“It’s a new era in fashion — there are no rules,” he stated as if everyone should obviously know. Polar opposites drew him, as much as he drew them in his sketchbook. “God is in the details.”
The fashion industry imprisoned Lee Alexander McQueen in their treasured cocoon of exalted geniuses. Cocaine allowed him to meet frenetic deadlines. Manic depression was diagnosed. Doctors found a complex drug cocktail in his blood after his suicide was announced 11 February 2011.
His mother had died of cancer 9 days before, you see. “Look after my dogs, sorry, I love you, Lee.”
Freedom cannot exist without limitations.
McQueen’s primal belief was that the predominance of imagination could create a revolution — and he did, thrilling Paris audiences with how he cut his clothes and his fascination with polar opposites: beauty in the grotesque, life and death, lightness and darkness.
“[I try to] push the silhouette. To change the silhouette is to change the thinking of how we look. What I do is look at ancient African tribes, and the way they dress. The rituals of how they dress. . . . There’s a lot of tribalism in the collections.”
However, the philosophical foundation upon which McQueen interpreted Africa was flawed.
He accepted Romantic Primitivism’s idea of the “noble savage” living at one with nature, uncorrupted by “civilization,” a term exclusively reserved for Europe.
In reality, each piece of tribal clothing and jewelry is associated with a tradition, a rite or initiation or passage, which follows an intricate pattern of social customs. Ceremonies are an expression of culture and self-determination – the very definition of civilization.
In 1994, McQueen presented Nihilism. The collection, he said, “was a reaction to designers romanticizing ethnic dressing, like a Maasai-inspired dress made of materials the Maasai could never afford.”
Perhaps he noticed that nomadic, pastoral Kenyan tribes were losing their herding lands to private farmers and ranchers, while climate change caused drought and famine. His response was a latex dress with locusts on it because you can eat them.
Spicy grove, cinnamon tree
What is currency to me?
The Maasai measure their wealth in cattle and children, not “a fabric they can’t afford.” Yes, they wore animal skins until 1960, when commercial cotton cloth was made available. The Maasai prefer cotton now. Red is an important color, and their clothing is adorned with one of the signatures of Kenya: intricately woven beaded jewelry.
When McQueen sketched a mask out of children’s toys, he annotated, “You can do naughty things in a mask without getting caught. You feel like a right devil,”
African masks have no relationship to anonymity protecting your ego from the evil you do. Rather, they transform a shaman into a god, a healer, or an ancestor traveling from the spirit world to this one and back again.
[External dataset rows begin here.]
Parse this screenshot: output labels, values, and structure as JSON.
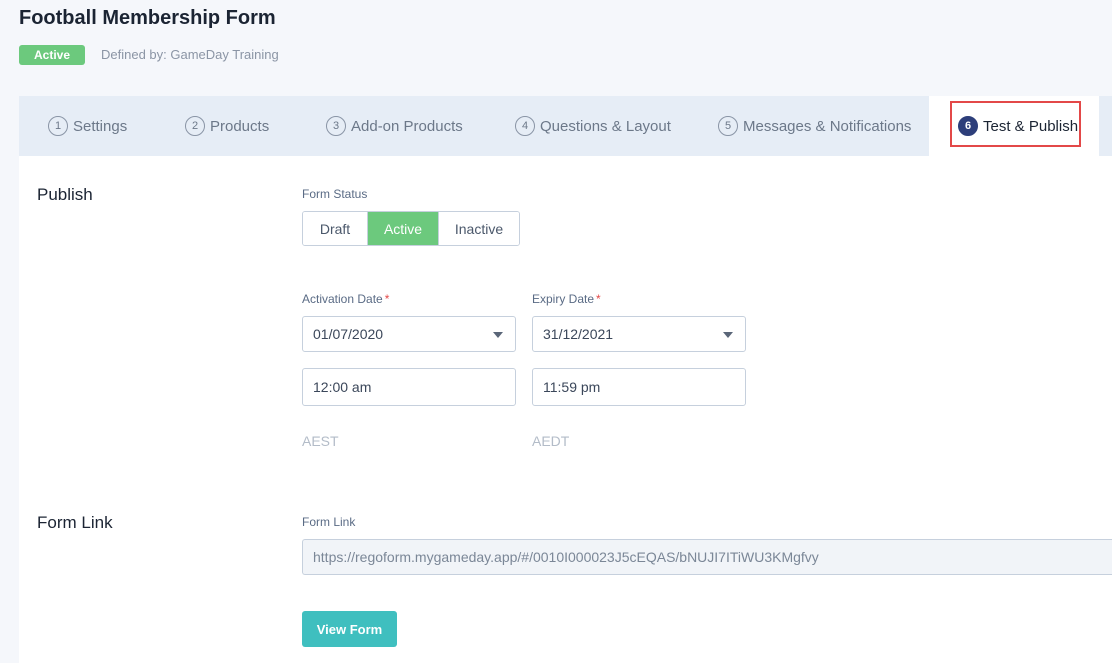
{
  "header": {
    "title": "Football Membership Form",
    "status_badge": "Active",
    "defined_by": "Defined by: GameDay Training"
  },
  "tabs": [
    {
      "num": "1",
      "label": "Settings"
    },
    {
      "num": "2",
      "label": "Products"
    },
    {
      "num": "3",
      "label": "Add-on Products"
    },
    {
      "num": "4",
      "label": "Questions & Layout"
    },
    {
      "num": "5",
      "label": "Messages & Notifications"
    },
    {
      "num": "6",
      "label": "Test & Publish",
      "active": true
    }
  ],
  "publish": {
    "section_title": "Publish",
    "form_status_label": "Form Status",
    "status_options": [
      "Draft",
      "Active",
      "Inactive"
    ],
    "selected_status": "Active",
    "activation_date_label": "Activation Date",
    "expiry_date_label": "Expiry Date",
    "required_marker": "*",
    "activation_date": "01/07/2020",
    "expiry_date": "31/12/2021",
    "activation_time": "12:00 am",
    "expiry_time": "11:59 pm",
    "activation_tz": "AEST",
    "expiry_tz": "AEDT"
  },
  "form_link": {
    "section_title": "Form Link",
    "field_label": "Form Link",
    "url": "https://regoform.mygameday.app/#/0010I000023J5cEQAS/bNUJI7ITiWU3KMgfvy",
    "view_button": "View Form"
  },
  "colors": {
    "active_green": "#6cc97d",
    "highlight_red": "#e34848",
    "view_button_teal": "#3fbfbf",
    "active_tab_num": "#2d3e7a"
  }
}
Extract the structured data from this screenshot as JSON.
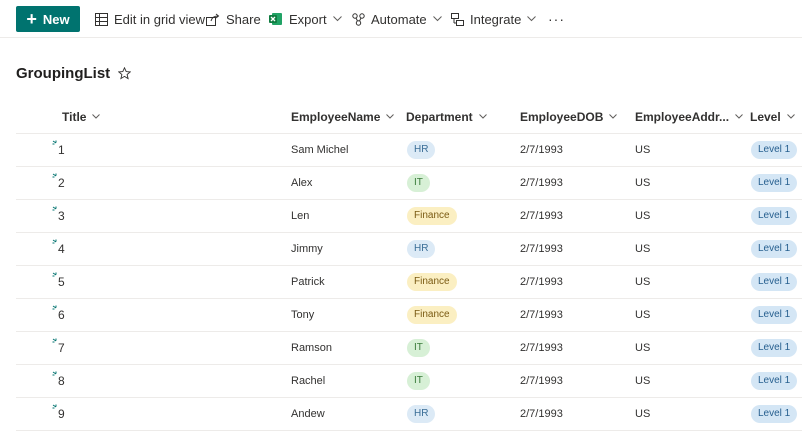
{
  "command_bar": {
    "new_label": "New",
    "edit_grid_label": "Edit in grid view",
    "share_label": "Share",
    "export_label": "Export",
    "automate_label": "Automate",
    "integrate_label": "Integrate",
    "more_label": "···"
  },
  "list": {
    "title": "GroupingList"
  },
  "columns": {
    "title": "Title",
    "employee_name": "EmployeeName",
    "department": "Department",
    "employee_dob": "EmployeeDOB",
    "employee_addr": "EmployeeAddr...",
    "level": "Level"
  },
  "colors": {
    "brand": "#00736f",
    "hr_bg": "#dceaf6",
    "hr_fg": "#3a6d96",
    "it_bg": "#d7f0d6",
    "it_fg": "#3b7c3b",
    "finance_bg": "#fbefc2",
    "finance_fg": "#7a5a12",
    "level_bg": "#d4e6f5",
    "level_fg": "#265f8f"
  },
  "rows": [
    {
      "title": "1",
      "employee_name": "Sam Michel",
      "department": "HR",
      "dob": "2/7/1993",
      "address": "US",
      "level": "Level 1"
    },
    {
      "title": "2",
      "employee_name": "Alex",
      "department": "IT",
      "dob": "2/7/1993",
      "address": "US",
      "level": "Level 1"
    },
    {
      "title": "3",
      "employee_name": "Len",
      "department": "Finance",
      "dob": "2/7/1993",
      "address": "US",
      "level": "Level 1"
    },
    {
      "title": "4",
      "employee_name": "Jimmy",
      "department": "HR",
      "dob": "2/7/1993",
      "address": "US",
      "level": "Level 1"
    },
    {
      "title": "5",
      "employee_name": "Patrick",
      "department": "Finance",
      "dob": "2/7/1993",
      "address": "US",
      "level": "Level 1"
    },
    {
      "title": "6",
      "employee_name": "Tony",
      "department": "Finance",
      "dob": "2/7/1993",
      "address": "US",
      "level": "Level 1"
    },
    {
      "title": "7",
      "employee_name": "Ramson",
      "department": "IT",
      "dob": "2/7/1993",
      "address": "US",
      "level": "Level 1"
    },
    {
      "title": "8",
      "employee_name": "Rachel",
      "department": "IT",
      "dob": "2/7/1993",
      "address": "US",
      "level": "Level 1"
    },
    {
      "title": "9",
      "employee_name": "Andew",
      "department": "HR",
      "dob": "2/7/1993",
      "address": "US",
      "level": "Level 1"
    }
  ]
}
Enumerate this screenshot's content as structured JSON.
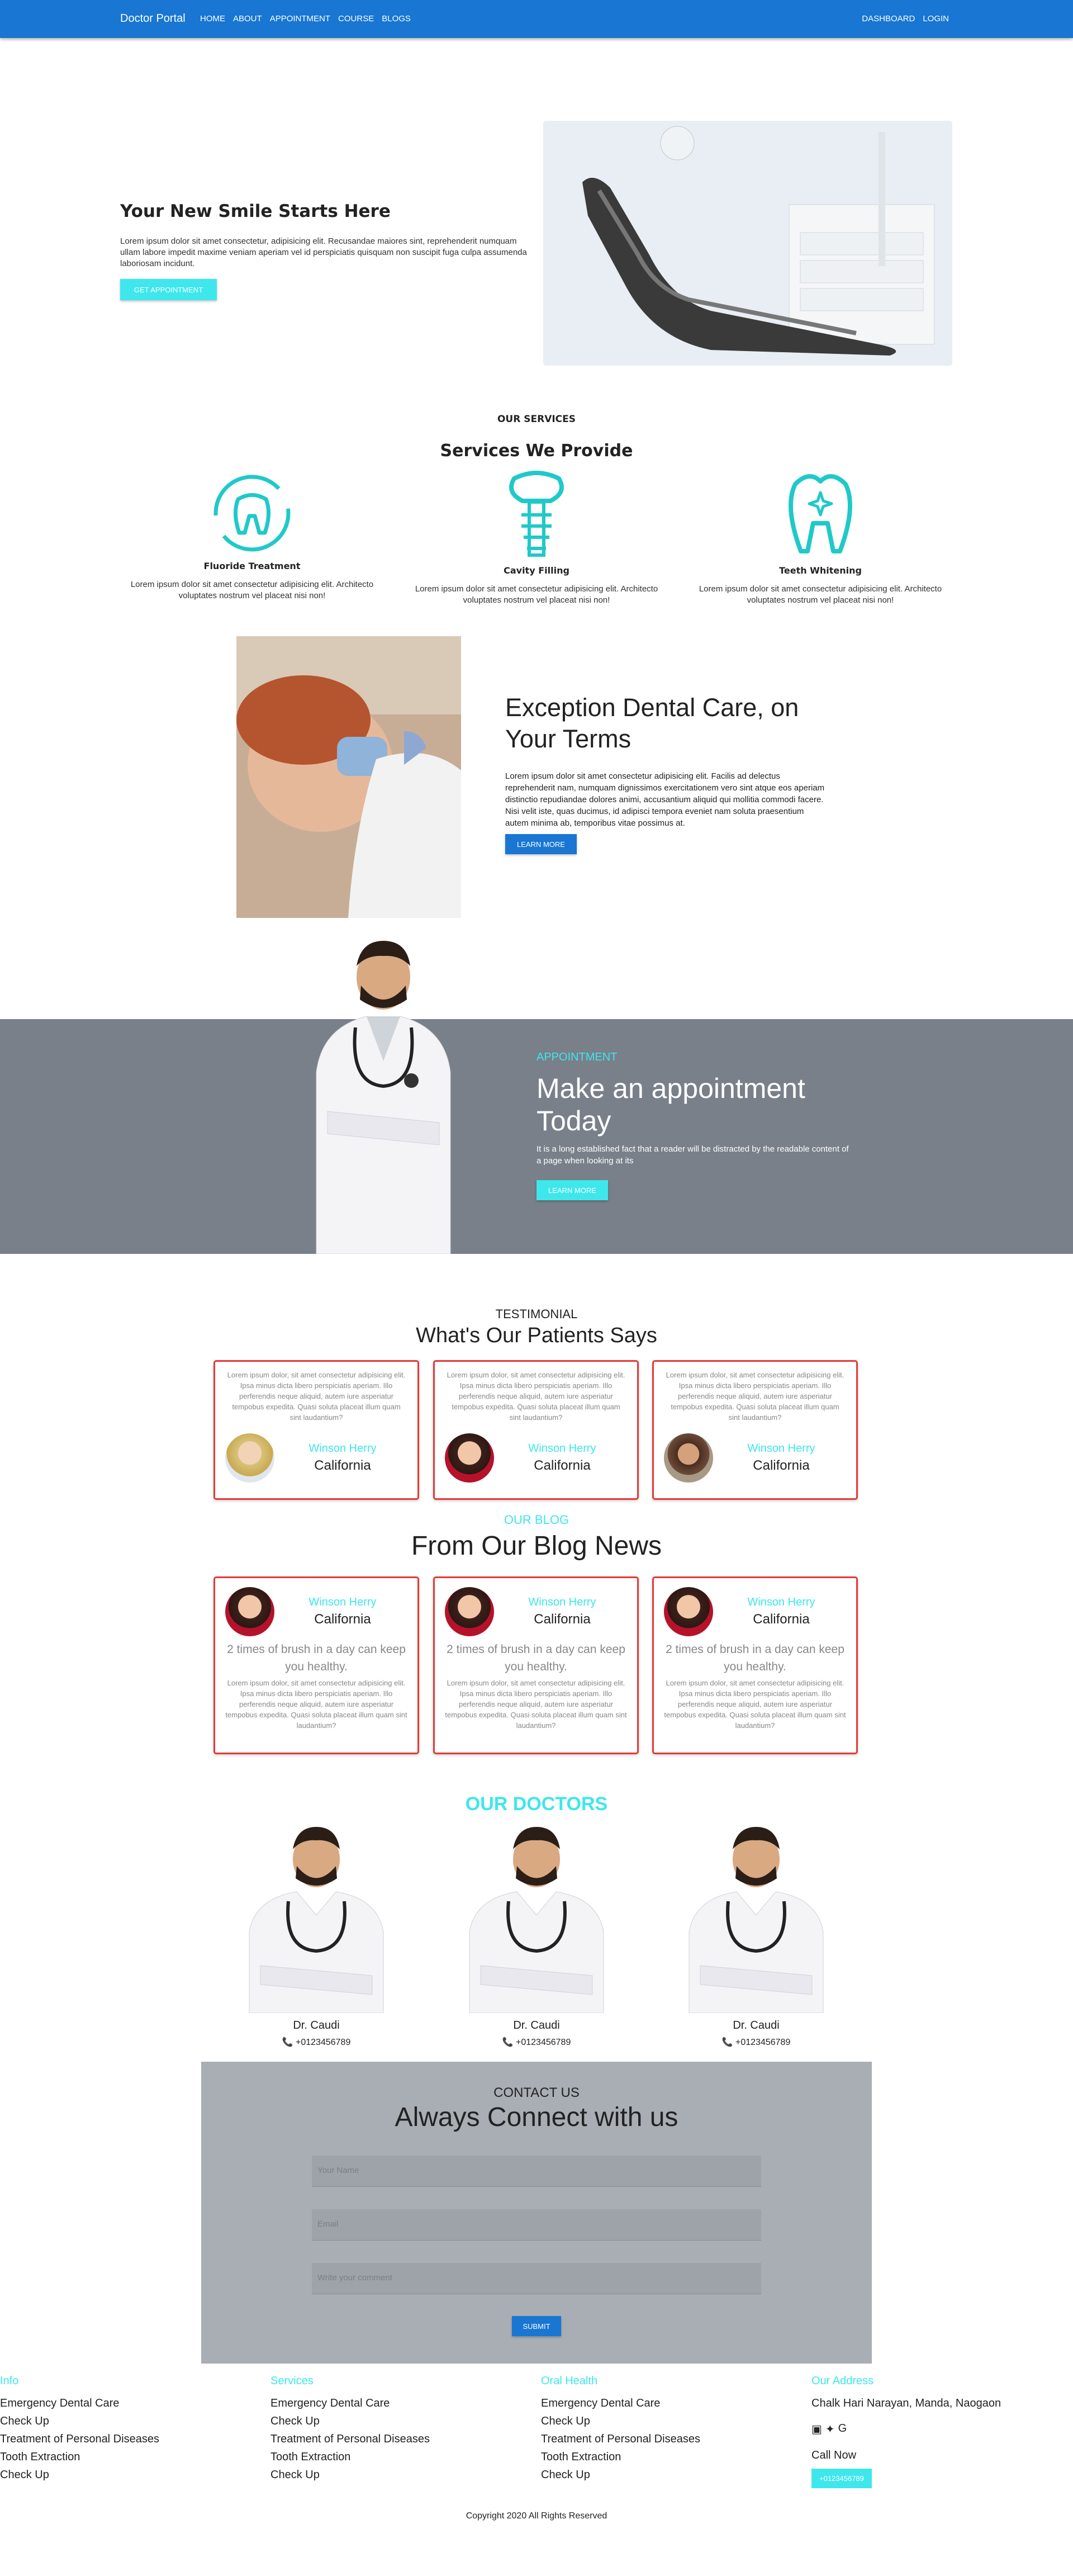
{
  "navbar": {
    "brand": "Doctor Portal",
    "links": [
      "HOME",
      "ABOUT",
      "APPOINTMENT",
      "COURSE",
      "BLOGS"
    ],
    "right_links": [
      "DASHBOARD",
      "LOGIN"
    ],
    "color": "#1976d2"
  },
  "hero": {
    "title": "Your New Smile Starts Here",
    "text": "Lorem ipsum dolor sit amet consectetur, adipisicing elit. Recusandae maiores sint, reprehenderit numquam ullam labore impedit maxime veniam aperiam vel id perspiciatis quisquam non suscipit fuga culpa assumenda laboriosam incidunt.",
    "button": "GET APPOINTMENT"
  },
  "services": {
    "eyebrow": "OUR SERVICES",
    "title": "Services We Provide",
    "items": [
      {
        "name": "Fluoride Treatment",
        "text": "Lorem ipsum dolor sit amet consectetur adipisicing elit. Architecto voluptates nostrum vel placeat nisi non!",
        "icon": "fluoride-tooth-icon"
      },
      {
        "name": "Cavity Filling",
        "text": "Lorem ipsum dolor sit amet consectetur adipisicing elit. Architecto voluptates nostrum vel placeat nisi non!",
        "icon": "dental-implant-icon"
      },
      {
        "name": "Teeth Whitening",
        "text": "Lorem ipsum dolor sit amet consectetur adipisicing elit. Architecto voluptates nostrum vel placeat nisi non!",
        "icon": "whitening-tooth-icon"
      }
    ]
  },
  "exception": {
    "title": "Exception Dental Care, on Your Terms",
    "text": "Lorem ipsum dolor sit amet consectetur adipisicing elit. Facilis ad delectus reprehenderit nam, numquam dignissimos exercitationem vero sint atque eos aperiam distinctio repudiandae dolores animi, accusantium aliquid qui mollitia commodi facere. Nisi velit iste, quas ducimus, id adipisci tempora eveniet nam soluta praesentium autem minima ab, temporibus vitae possimus at.",
    "button": "LEARN MORE"
  },
  "appointment": {
    "eyebrow": "APPOINTMENT",
    "title": "Make an appointment Today",
    "text": "It is a long established fact that a reader will be distracted by the readable content of a page when looking at its",
    "button": "LEARN MORE"
  },
  "testimonial": {
    "eyebrow": "TESTIMONIAL",
    "title": "What's Our Patients Says",
    "cards": [
      {
        "text": "Lorem ipsum dolor, sit amet consectetur adipisicing elit. Ipsa minus dicta libero perspiciatis aperiam. Illo perferendis neque aliquid, autem iure asperiatur tempobus expedita. Quasi soluta placeat illum quam sint laudantium?",
        "name": "Winson Herry",
        "location": "California"
      },
      {
        "text": "Lorem ipsum dolor, sit amet consectetur adipisicing elit. Ipsa minus dicta libero perspiciatis aperiam. Illo perferendis neque aliquid, autem iure asperiatur tempobus expedita. Quasi soluta placeat illum quam sint laudantium?",
        "name": "Winson Herry",
        "location": "California"
      },
      {
        "text": "Lorem ipsum dolor, sit amet consectetur adipisicing elit. Ipsa minus dicta libero perspiciatis aperiam. Illo perferendis neque aliquid, autem iure asperiatur tempobus expedita. Quasi soluta placeat illum quam sint laudantium?",
        "name": "Winson Herry",
        "location": "California"
      }
    ]
  },
  "blog": {
    "eyebrow": "OUR BLOG",
    "title": "From Our Blog News",
    "cards": [
      {
        "name": "Winson Herry",
        "location": "California",
        "headline": "2 times of brush in a day can keep you healthy.",
        "text": "Lorem ipsum dolor, sit amet consectetur adipisicing elit. Ipsa minus dicta libero perspiciatis aperiam. Illo perferendis neque aliquid, autem iure asperiatur tempobus expedita. Quasi soluta placeat illum quam sint laudantium?"
      },
      {
        "name": "Winson Herry",
        "location": "California",
        "headline": "2 times of brush in a day can keep you healthy.",
        "text": "Lorem ipsum dolor, sit amet consectetur adipisicing elit. Ipsa minus dicta libero perspiciatis aperiam. Illo perferendis neque aliquid, autem iure asperiatur tempobus expedita. Quasi soluta placeat illum quam sint laudantium?"
      },
      {
        "name": "Winson Herry",
        "location": "California",
        "headline": "2 times of brush in a day can keep you healthy.",
        "text": "Lorem ipsum dolor, sit amet consectetur adipisicing elit. Ipsa minus dicta libero perspiciatis aperiam. Illo perferendis neque aliquid, autem iure asperiatur tempobus expedita. Quasi soluta placeat illum quam sint laudantium?"
      }
    ]
  },
  "doctors": {
    "title": "OUR DOCTORS",
    "items": [
      {
        "name": "Dr. Caudi",
        "phone": "+0123456789"
      },
      {
        "name": "Dr. Caudi",
        "phone": "+0123456789"
      },
      {
        "name": "Dr. Caudi",
        "phone": "+0123456789"
      }
    ]
  },
  "contact": {
    "eyebrow": "CONTACT US",
    "title": "Always Connect with us",
    "name_placeholder": "Your Name",
    "email_placeholder": "Email",
    "comment_placeholder": "Write your comment",
    "button": "SUBMIT"
  },
  "footer": {
    "info": {
      "heading": "Info",
      "items": [
        "Emergency Dental Care",
        "Check Up",
        "Treatment of Personal Diseases",
        "Tooth Extraction",
        "Check Up"
      ]
    },
    "services": {
      "heading": "Services",
      "items": [
        "Emergency Dental Care",
        "Check Up",
        "Treatment of Personal Diseases",
        "Tooth Extraction",
        "Check Up"
      ]
    },
    "oral": {
      "heading": "Oral Health",
      "items": [
        "Emergency Dental Care",
        "Check Up",
        "Treatment of Personal Diseases",
        "Tooth Extraction",
        "Check Up"
      ]
    },
    "address": {
      "heading": "Our Address",
      "line": "Chalk Hari Narayan, Manda, Naogaon",
      "call_label": "Call Now",
      "phone": "+0123456789"
    },
    "copyright": "Copyright 2020 All Rights Reserved"
  },
  "colors": {
    "accent": "#3ee7ec",
    "primary": "#1976d2",
    "card_border": "#e53935"
  }
}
Masks allow community leaders to bring justice to wrongdoers or succeed an elder as chief. They are for the masters of ceremony.
In the fall of 2001, McQueen introduced Eshu, his collection named after the Yoruba trickster god.
When I compared what McQueen presented to how the Nigerian Yoruba present themselves, they weren’t there. I saw the Maasai, Pokto, Samburu, and Turkana of Kenya, sprinkled with Ethiopian Mursi, and could it be – Papua New Guinea (PNG)?
The innovator without limits, and the fragile man behind him, created a collection that had little to do with the Yoruba except for its title, which I believe was a self-portrait.
Poetic license transmogrified into the froth of fantasy. The European fashion world entitled him to do it.
The Yoruba have one of the most famous beading traditions in the world, but McQueen paired a Kenyan silver-beaded necklace-style with a nose ornament that looked like PNG. The earrings reminded me of the Turkana. He seemed to turn the lip plates worn by Ethiopian Mursi women into fetish-like mouth installations with fangs. Mud was spread on clothes, and a mask was crowned with horsehair.
Instead of a revolution, the collection was a mismatched mess.
Lightness is associated with freedom, escape, and a lack of commitment. It is attractive, but also unbearable, largely because lightness is so fragile, and so threatened by the weight of existence, which happens to form the essence of tribal life: eternal return, marriage, birth, death, justice, and ancestral remembrance.
I believe that what was missing in Alexander McQueen’s understanding of Africa was the grounding that was missing in his life.
He flew too high, you see. “Look after my dogs, sorry, I love you, Lee.”